Rachel was still driving a car (she bought a brand new Dodge Aries in 1988) and very active during my early years at the church. She owned a place near Lake Winnipesaukee in New Hampshire in those days, and she went up there quite a bit each summer. Sadly, by the late 1990s, Rachel's health had failed quite a bit. She became legally blind, and so she had to stop driving. She sold the summer place. Her "house mate" Pam died. She loved to read, and now was unable to do so. Rachel had many happy memories of her past, but she was very unhappy in her present. In those days (around 2000) I used to help her out by bringing her recycling bin out to the street each Thursday and bringing it back after it had been emptied. I also once mowed her lawn. She'd hired various people to cut the lawn, but was in-between lawn cutters and the grass was about three feet tall! I remember I worked really hard that day, but I was glad I was helping Rachel. She was a great student of the Bible and would sometimes talk to me on the phone for up to an hour discussing Scripture verses and passages that meant a lot to her. Somewhere around 2003, she went into a very nice nursing home and sold the house. Rachel died in 2007. She was ninety-eight! She'd had some dementia over her last couple of years. I conducted her funeral service. The burial was in the family plot in Lynn; except that like "The Last of the Mochicans" she was the very last of her family. She was an only child. There were no living cousins. That part was rather sad, but Rachel had touched a lot of lives during her distinguished career as a professor and many fine words of eulogy were spoken during her funeral by a number of people. And, of course, it must be remembered again that it was Minnie who'd convinced Rachel to get involved with First Assembly of God of Framingham. So, I did do a funeral service for one of these dear old gals, it's just that it was for Rachel and not for Minnie.

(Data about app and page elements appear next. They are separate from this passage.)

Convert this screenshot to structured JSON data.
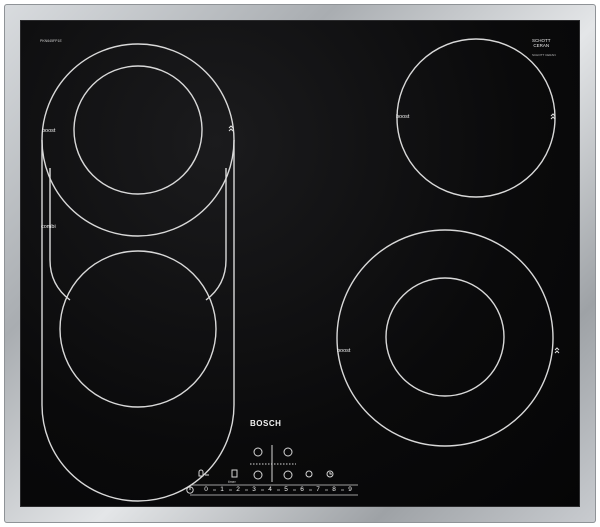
{
  "hob": {
    "model_number": "PKN645FP1E",
    "glass_brand_line1": "SCHOTT",
    "glass_brand_line2": "CERAN",
    "glass_brand_sub": "SCHOTT CERAN",
    "appliance_brand": "BOSCH"
  },
  "zones": {
    "left_top_label": "boost",
    "left_combi_label": "combi",
    "right_top_label": "boost",
    "right_bottom_label": "boost"
  },
  "controls": {
    "timer_label": "timer",
    "power_levels": [
      "0",
      "1",
      "2",
      "3",
      "4",
      "5",
      "6",
      "7",
      "8",
      "9"
    ],
    "icons": [
      "power-icon",
      "child-lock-icon",
      "keep-warm-icon",
      "zone-select-icon",
      "timer-icon",
      "boost-icon"
    ]
  },
  "colors": {
    "glass": "#0a0a0b",
    "lines": "#d8d8d8",
    "frame": "#b4b8bc"
  }
}
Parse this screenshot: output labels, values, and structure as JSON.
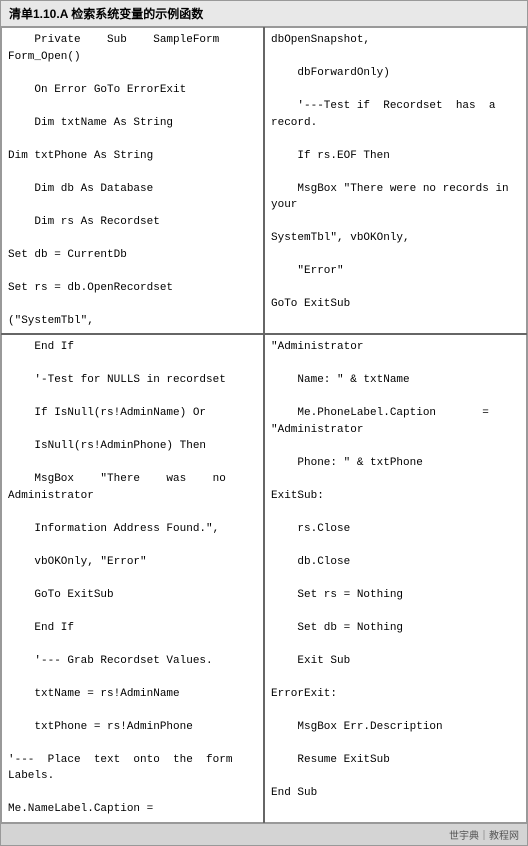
{
  "header": {
    "title": "清单1.10.A 检索系统变量的示例函数"
  },
  "sections": [
    {
      "left": "    Private    Sub    SampleForm\nForm_Open()\n\n    On Error GoTo ErrorExit\n\n    Dim txtName As String\n\nDim txtPhone As String\n\n    Dim db As Database\n\n    Dim rs As Recordset\n\nSet db = CurrentDb\n\nSet rs = db.OpenRecordset\n\n(\"SystemTbl\",",
      "right": "dbOpenSnapshot,\n\n    dbForwardOnly)\n\n    '---Test if  Recordset  has  a\nrecord.\n\n    If rs.EOF Then\n\n    MsgBox \"There were no records in\nyour\n\nSystemTbl\", vbOKOnly,\n\n    \"Error\"\n\nGoTo ExitSub"
    },
    {
      "left": "    End If\n\n    '-Test for NULLS in recordset\n\n    If IsNull(rs!AdminName) Or\n\n    IsNull(rs!AdminPhone) Then\n\n    MsgBox    \"There    was    no\nAdministrator\n\n    Information Address Found.\",\n\n    vbOKOnly, \"Error\"\n\n    GoTo ExitSub\n\n    End If\n\n    '--- Grab Recordset Values.\n\n    txtName = rs!AdminName\n\n    txtPhone = rs!AdminPhone\n\n'---  Place  text  onto  the  form\nLabels.\n\nMe.NameLabel.Caption =",
      "right": "\"Administrator\n\n    Name: \" & txtName\n\n    Me.PhoneLabel.Caption       =\n\"Administrator\n\n    Phone: \" & txtPhone\n\nExitSub:\n\n    rs.Close\n\n    db.Close\n\n    Set rs = Nothing\n\n    Set db = Nothing\n\n    Exit Sub\n\nErrorExit:\n\n    MsgBox Err.Description\n\n    Resume ExitSub\n\nEnd Sub"
    }
  ],
  "footer": {
    "text": "世宇典｜教程网"
  }
}
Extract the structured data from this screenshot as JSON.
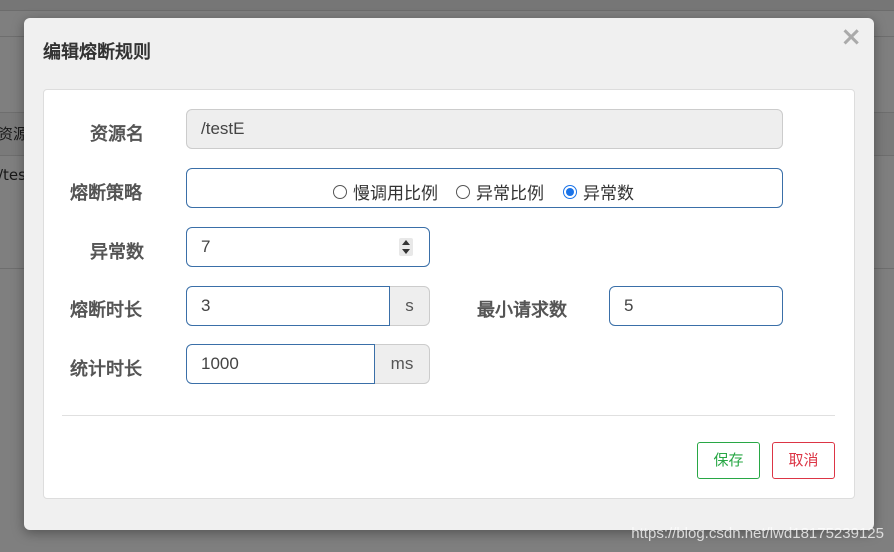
{
  "background": {
    "header_cell": "资源",
    "row_cell": "/test"
  },
  "modal": {
    "title": "编辑熔断规则",
    "close_icon": "×"
  },
  "form": {
    "resource": {
      "label": "资源名",
      "value": "/testE"
    },
    "strategy": {
      "label": "熔断策略",
      "options": [
        {
          "label": "慢调用比例",
          "checked": false
        },
        {
          "label": "异常比例",
          "checked": false
        },
        {
          "label": "异常数",
          "checked": true
        }
      ]
    },
    "exception_count": {
      "label": "异常数",
      "value": "7"
    },
    "break_duration": {
      "label": "熔断时长",
      "value": "3",
      "unit": "s"
    },
    "min_requests": {
      "label": "最小请求数",
      "value": "5"
    },
    "stat_duration": {
      "label": "统计时长",
      "value": "1000",
      "unit": "ms"
    }
  },
  "buttons": {
    "save": "保存",
    "cancel": "取消"
  },
  "colors": {
    "input_border": "#3a6fa8",
    "save": "#28a745",
    "cancel": "#dc3545",
    "radio_checked": "#1a73e8"
  },
  "watermark": "https://blog.csdn.net/lwd18175239125"
}
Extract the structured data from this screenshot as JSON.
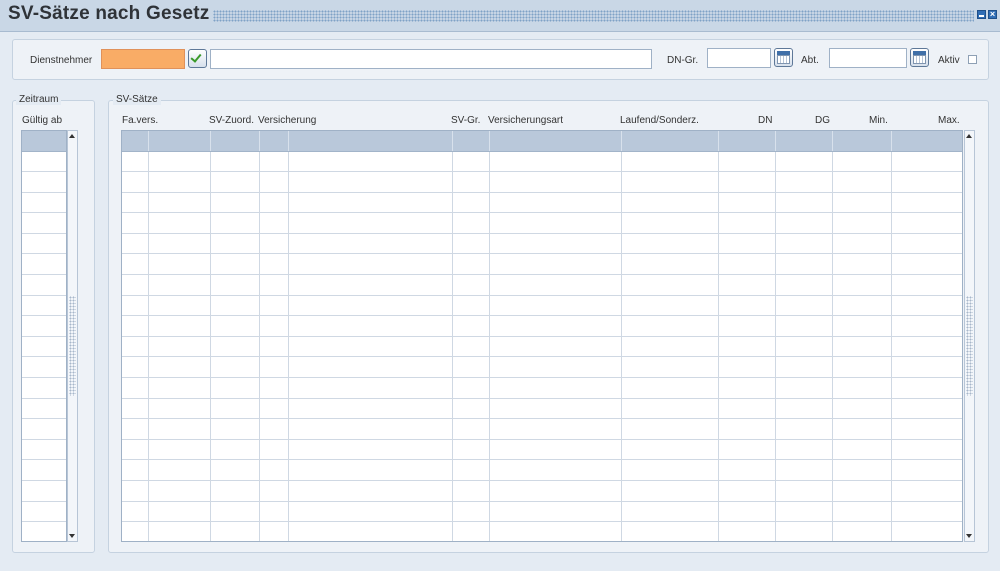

Yes, I paused and reflected as I looked at those two "look alike/side by side" houses a few days ago. And, I thought I'd share some of my reflecting with you.